#### Aim of the task
From the first line to the last, reproduce the records below exactly, omitting any picture.

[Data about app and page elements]
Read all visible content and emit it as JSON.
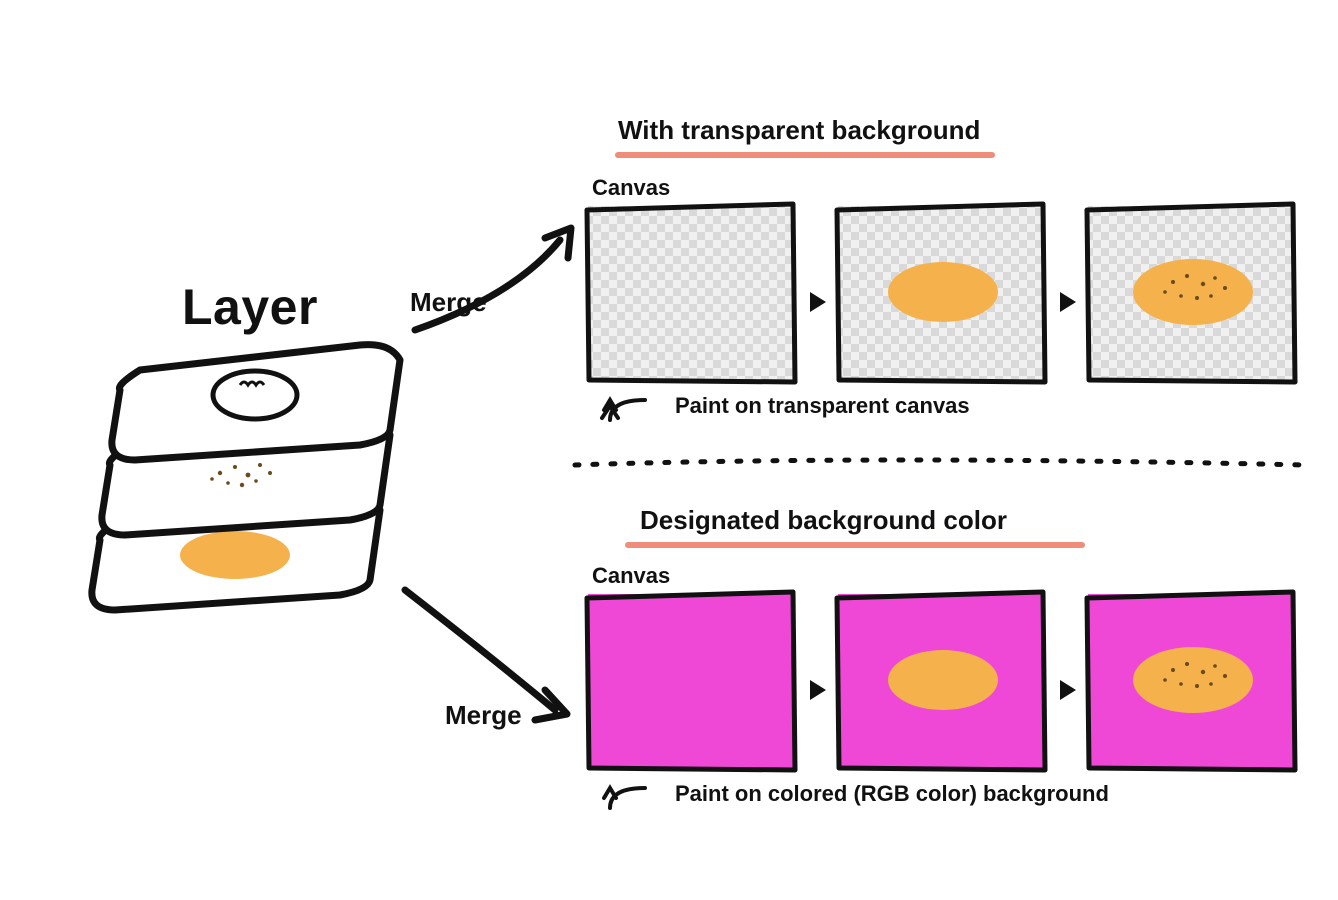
{
  "leftTitle": "Layer",
  "mergeTop": "Merge",
  "mergeBottom": "Merge",
  "topHeading": "With transparent background",
  "topCanvasLabel": "Canvas",
  "topNote": "Paint on transparent canvas",
  "bottomHeading": "Designated background color",
  "bottomCanvasLabel": "Canvas",
  "bottomNote": "Paint on colored (RGB color) background",
  "colors": {
    "orange": "#f5b14b",
    "magenta": "#ef48d7",
    "underline": "#f08c7a",
    "speckle": "#6b4a1e"
  }
}
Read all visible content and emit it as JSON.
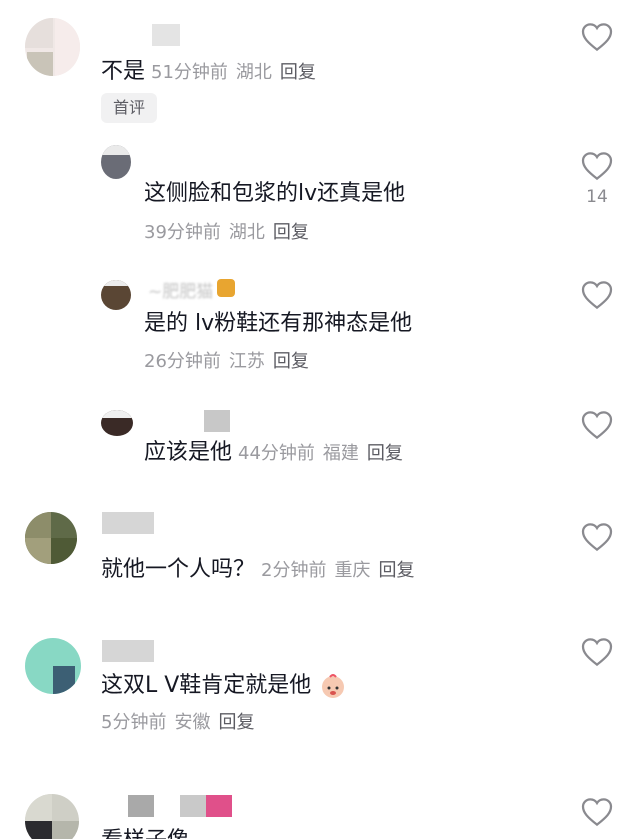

#### Problem solution
Read all visible content and emit it as JSON.
{
  "leftTitle": "Layer",
  "mergeTop": "Merge",
  "mergeBottom": "Merge",
  "topHeading": "With transparent background",
  "topCanvasLabel": "Canvas",
  "topNote": "Paint on transparent canvas",
  "bottomHeading": "Designated background color",
  "bottomCanvasLabel": "Canvas",
  "bottomNote": "Paint on colored (RGB color) background",
  "colors": {
    "orange": "#f5b14b",
    "magenta": "#ef48d7",
    "underline": "#f08c7a",
    "speckle": "#6b4a1e"
  }
}
Read all visible content and emit it as JSON.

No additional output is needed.